One of the NASA satellites is about to face a meeting with the Ceres Asteroid. It is the only giant asteroid which is considered to be a dwarf planet within the inner solar system. In the current month, NASA’s Dawn spacecraft will come to Ceres and will be positioned 22 miles above the asteroid which will enable the satellite to take the best view. When at the farthest point the Dawn will be posted at 2500 miles within the new elliptical orbit. 

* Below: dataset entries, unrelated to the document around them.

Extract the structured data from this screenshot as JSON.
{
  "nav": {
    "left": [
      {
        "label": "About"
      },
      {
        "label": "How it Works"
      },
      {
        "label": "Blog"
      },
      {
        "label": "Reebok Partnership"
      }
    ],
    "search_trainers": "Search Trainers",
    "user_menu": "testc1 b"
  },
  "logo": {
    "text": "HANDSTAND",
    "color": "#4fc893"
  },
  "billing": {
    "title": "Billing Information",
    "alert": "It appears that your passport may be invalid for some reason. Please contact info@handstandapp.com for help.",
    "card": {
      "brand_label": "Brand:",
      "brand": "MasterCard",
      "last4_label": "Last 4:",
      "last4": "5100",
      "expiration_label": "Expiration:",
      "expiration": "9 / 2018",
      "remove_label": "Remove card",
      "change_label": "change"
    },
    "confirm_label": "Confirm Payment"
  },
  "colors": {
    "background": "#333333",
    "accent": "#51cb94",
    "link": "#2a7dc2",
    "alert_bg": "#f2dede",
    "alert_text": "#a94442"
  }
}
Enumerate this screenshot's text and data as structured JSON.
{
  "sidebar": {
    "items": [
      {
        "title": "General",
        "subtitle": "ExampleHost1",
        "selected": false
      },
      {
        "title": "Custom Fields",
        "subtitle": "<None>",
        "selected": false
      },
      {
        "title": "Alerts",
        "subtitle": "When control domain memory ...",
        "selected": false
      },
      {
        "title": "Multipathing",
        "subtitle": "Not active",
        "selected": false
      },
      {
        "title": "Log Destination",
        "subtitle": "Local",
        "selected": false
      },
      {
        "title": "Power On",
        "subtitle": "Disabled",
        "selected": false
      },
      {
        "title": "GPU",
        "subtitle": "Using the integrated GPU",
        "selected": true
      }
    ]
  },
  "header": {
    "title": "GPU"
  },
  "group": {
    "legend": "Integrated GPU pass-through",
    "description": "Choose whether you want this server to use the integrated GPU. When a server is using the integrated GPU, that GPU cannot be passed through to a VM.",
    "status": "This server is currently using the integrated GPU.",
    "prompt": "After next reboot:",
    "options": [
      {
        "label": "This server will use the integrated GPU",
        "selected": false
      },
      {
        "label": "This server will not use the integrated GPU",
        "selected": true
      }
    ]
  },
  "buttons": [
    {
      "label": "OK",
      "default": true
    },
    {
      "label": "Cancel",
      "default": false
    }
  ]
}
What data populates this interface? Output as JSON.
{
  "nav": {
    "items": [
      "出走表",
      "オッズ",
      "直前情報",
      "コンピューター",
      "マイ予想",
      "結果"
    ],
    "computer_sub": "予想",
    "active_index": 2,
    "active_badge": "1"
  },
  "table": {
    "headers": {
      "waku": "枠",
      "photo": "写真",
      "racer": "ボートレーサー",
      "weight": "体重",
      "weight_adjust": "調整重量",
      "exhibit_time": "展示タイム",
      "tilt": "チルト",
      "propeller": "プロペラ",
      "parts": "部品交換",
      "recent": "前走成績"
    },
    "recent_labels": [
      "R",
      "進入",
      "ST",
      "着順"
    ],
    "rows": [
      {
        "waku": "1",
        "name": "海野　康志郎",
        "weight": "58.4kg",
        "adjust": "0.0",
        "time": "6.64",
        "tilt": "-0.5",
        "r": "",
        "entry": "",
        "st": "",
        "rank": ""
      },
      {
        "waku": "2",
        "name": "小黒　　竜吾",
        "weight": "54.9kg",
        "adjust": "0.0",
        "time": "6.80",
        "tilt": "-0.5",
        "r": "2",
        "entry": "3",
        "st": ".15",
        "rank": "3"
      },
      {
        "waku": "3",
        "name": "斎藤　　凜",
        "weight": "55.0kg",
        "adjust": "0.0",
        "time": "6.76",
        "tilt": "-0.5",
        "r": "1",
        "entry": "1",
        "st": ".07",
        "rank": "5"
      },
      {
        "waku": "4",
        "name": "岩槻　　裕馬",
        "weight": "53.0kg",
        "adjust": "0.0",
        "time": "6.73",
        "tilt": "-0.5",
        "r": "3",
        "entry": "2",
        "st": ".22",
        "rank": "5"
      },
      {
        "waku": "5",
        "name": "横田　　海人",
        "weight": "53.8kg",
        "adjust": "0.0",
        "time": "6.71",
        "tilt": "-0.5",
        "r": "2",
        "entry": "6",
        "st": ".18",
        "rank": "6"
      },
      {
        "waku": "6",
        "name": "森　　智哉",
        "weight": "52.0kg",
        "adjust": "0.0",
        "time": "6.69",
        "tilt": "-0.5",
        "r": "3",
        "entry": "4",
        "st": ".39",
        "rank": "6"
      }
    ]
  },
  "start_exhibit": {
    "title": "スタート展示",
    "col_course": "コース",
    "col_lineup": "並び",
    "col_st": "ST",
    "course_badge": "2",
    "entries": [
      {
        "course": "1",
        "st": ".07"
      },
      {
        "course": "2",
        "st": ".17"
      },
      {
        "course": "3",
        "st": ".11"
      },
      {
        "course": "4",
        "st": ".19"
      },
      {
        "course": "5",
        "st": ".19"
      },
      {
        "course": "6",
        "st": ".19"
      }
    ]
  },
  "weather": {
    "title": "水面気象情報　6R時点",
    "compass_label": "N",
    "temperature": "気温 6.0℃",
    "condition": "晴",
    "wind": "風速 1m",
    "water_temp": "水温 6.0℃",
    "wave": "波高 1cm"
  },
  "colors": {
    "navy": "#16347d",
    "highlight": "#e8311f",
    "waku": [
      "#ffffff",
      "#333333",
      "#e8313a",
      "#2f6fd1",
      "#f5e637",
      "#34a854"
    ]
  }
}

Carol Raymond, who is the principal investigator of the Dawn Mission at the Jet Propulsion Laboratory at the NASA, said that they are eagerly waiting for the spacecraft to take the most exciting pictures of the asteroid from such a closed position. She further added that such high-resolution photos would help them to extract much-refined data which will help them to formulate a different process by amalgamating old data with that of the new data derived. Through such means, they are aiming to find out further information in respect of the dwarf planet.

Marc Rayman who is the mission director and also the chief engineer for Dawn at the JPL said that scientists would love to measure the elements in one of their most loved spots which are referred to as the Occator Crater, from where the salt deposit reflect brightly. It is a favorite spot not only on Ceres but also on Earth and even on all other places which have the impression of Dawn’s discoveries. The experts feel that if they can analyze the entire crater along with the surrounding area, then it would give them more profound insight into the complex geology over there.

It is expected that at its lowest point dawn will be ten times closer to the Ceres. In fact, Raymond feels that it will be the first time that Dawn will be so much closer to any extraterrestrial object after it was launched from the Earth. Raymond further stated the last time the spacecraft came so close to an object was at the time when it took a ride from the Cape Canaveral base over the Atlantic ocean, and that was more than a decade ago.

Apart from taking images, Dawn will also be responsible for studying the chemical composition of the upper crust of the Ceres. It has tracking Ceres within the asteroid belt from the beginning part of the year of 2015. Initially, NASA had sent this mission to keep a track on Vesta which is the second most massive object within the asteroid belt after Ceres.